**Provided data:**
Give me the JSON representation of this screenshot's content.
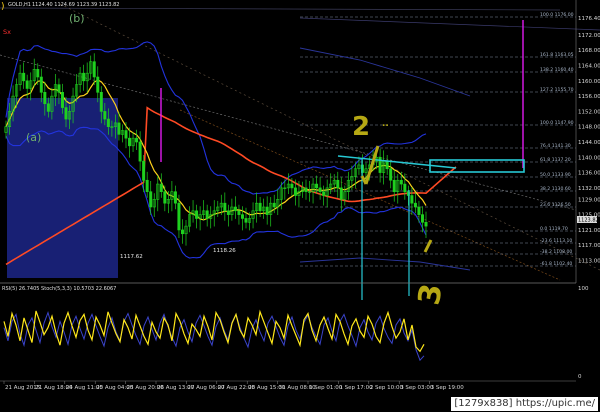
{
  "window": {
    "symbol_header": "GOLD,H1",
    "ohlc_header": "1124.40 1124.69 1123.39 1123.82",
    "close_marker": "Sx"
  },
  "wave_labels": [
    "(a)",
    "(b)"
  ],
  "level_labels": [
    "1117.62",
    "1118.26"
  ],
  "price_axis": {
    "ticks": [
      "1176.40",
      "1172.00",
      "1168.00",
      "1164.00",
      "1160.00",
      "1156.00",
      "1152.00",
      "1148.00",
      "1144.00",
      "1140.00",
      "1136.00",
      "1132.00",
      "1129.00",
      "1125.00",
      "1121.00",
      "1117.00",
      "1113.00"
    ],
    "current_price": "1123.82"
  },
  "fib_levels": [
    "100.0 1176.00",
    "161.8 1163.05",
    "138.2 1160.40",
    "127.2 1155.70",
    "100.0 1147.90",
    "76.4 1141.30",
    "61.8 1137.20",
    "50.0 1133.90",
    "38.2 1130.60",
    "23.6 1126.50",
    "0.0 1119.70",
    "-23.6 1113.10",
    "-38.2 1108.00",
    "-61.8 1102.40"
  ],
  "time_axis": [
    "21 Aug 2015",
    "21 Aug 18:00",
    "24 Aug 11:00",
    "25 Aug 04:00",
    "25 Aug 20:00",
    "26 Aug 13:00",
    "27 Aug 06:00",
    "27 Aug 22:00",
    "28 Aug 15:00",
    "31 Aug 08:00",
    "1 Sep 01:00",
    "1 Sep 17:00",
    "2 Sep 10:00",
    "3 Sep 03:00",
    "3 Sep 19:00"
  ],
  "oscillator": {
    "header": "RSI(5) 26.7405  Stoch(5,3,3) 10.5703 22.6067",
    "ticks": [
      "100",
      "0"
    ]
  },
  "annotations": {
    "wave_2": "2",
    "wave_3": "3"
  },
  "colors": {
    "background": "#000000",
    "bull_candle": "#1fd11f",
    "bear_candle": "#1fd11f",
    "fast_ma": "#ffd21a",
    "slow_ma": "#ff4a24",
    "bands": "#2233dd",
    "box_fill": "#1a237e",
    "cyan_markup": "#27c9d4",
    "magenta_markup": "#e01aef",
    "fib_line": "#8c9cb4"
  },
  "watermark": "[1279x838] https://upic.me/",
  "chart_data": {
    "type": "candlestick",
    "title": "GOLD,H1",
    "ylim": [
      1110,
      1178
    ],
    "series": [
      {
        "name": "GOLD,H1",
        "values": [
          1148,
          1152,
          1156,
          1159,
          1162,
          1160,
          1158,
          1160,
          1163,
          1161,
          1157,
          1154,
          1152,
          1156,
          1159,
          1157,
          1153,
          1150,
          1152,
          1156,
          1159,
          1162,
          1160,
          1162,
          1165,
          1161,
          1157,
          1152,
          1150,
          1148,
          1148,
          1149,
          1146,
          1147,
          1145,
          1143,
          1145,
          1144,
          1139,
          1134,
          1131,
          1127,
          1129,
          1133,
          1131,
          1128,
          1129,
          1131,
          1128,
          1121,
          1120,
          1122,
          1125,
          1126,
          1124,
          1125,
          1126,
          1124,
          1125,
          1126,
          1127,
          1128,
          1126,
          1125,
          1127,
          1126,
          1125,
          1124,
          1123,
          1124,
          1126,
          1128,
          1126,
          1127,
          1125,
          1128,
          1127,
          1129,
          1132,
          1132,
          1133,
          1132,
          1130,
          1131,
          1132,
          1131,
          1131,
          1133,
          1132,
          1131,
          1130,
          1132,
          1133,
          1134,
          1132,
          1129,
          1131,
          1134,
          1135,
          1137,
          1138,
          1136,
          1137,
          1138,
          1139,
          1140,
          1136,
          1139,
          1137,
          1134,
          1131,
          1134,
          1133,
          1131,
          1130,
          1128,
          1127,
          1125,
          1123,
          1122
        ]
      },
      {
        "name": "RSI(5)",
        "values": [
          62,
          45,
          71,
          58,
          40,
          66,
          52,
          38,
          74,
          61,
          47,
          55,
          68,
          49,
          35,
          60,
          72,
          57,
          44,
          63,
          70,
          52,
          41,
          67,
          58,
          46,
          73,
          60,
          48,
          39,
          64,
          55,
          42,
          69,
          57,
          45,
          36,
          61,
          50,
          43,
          66,
          58,
          40,
          71,
          62,
          48,
          37,
          59,
          53,
          45,
          68,
          56,
          41,
          72,
          64,
          50,
          38,
          60,
          70,
          52,
          44,
          66,
          58,
          47,
          73,
          61,
          49,
          37,
          62,
          55,
          43,
          69,
          57,
          46,
          35,
          64,
          71,
          52,
          40,
          58,
          67,
          54,
          42,
          70,
          62,
          48,
          36,
          57,
          65,
          51,
          44,
          68,
          59,
          45,
          38,
          60,
          72,
          56,
          43,
          50,
          65,
          41,
          58,
          33,
          28,
          36
        ]
      },
      {
        "name": "Stoch(5,3,3)",
        "values": [
          55,
          40,
          62,
          70,
          48,
          35,
          58,
          66,
          52,
          38,
          60,
          72,
          56,
          44,
          62,
          50,
          36,
          58,
          68,
          54,
          42,
          60,
          70,
          57,
          45,
          34,
          55,
          66,
          50,
          40,
          62,
          71,
          58,
          46,
          36,
          57,
          67,
          53,
          41,
          60,
          70,
          56,
          44,
          34,
          55,
          64,
          50,
          39,
          60,
          69,
          57,
          45,
          35,
          56,
          66,
          52,
          41,
          61,
          70,
          55,
          43,
          33,
          54,
          64,
          50,
          40,
          60,
          68,
          56,
          44,
          35,
          57,
          67,
          52,
          42,
          61,
          69,
          55,
          45,
          36,
          58,
          66,
          51,
          40,
          62,
          70,
          57,
          46,
          34,
          55,
          64,
          50,
          41,
          60,
          68,
          54,
          44,
          37,
          58,
          65,
          49,
          40,
          52,
          30,
          18,
          23
        ]
      }
    ]
  }
}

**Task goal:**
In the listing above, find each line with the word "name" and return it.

**Reply to the task:**
        "name": "GOLD,H1",
        "name": "RSI(5)",
        "name": "Stoch(5,3,3)",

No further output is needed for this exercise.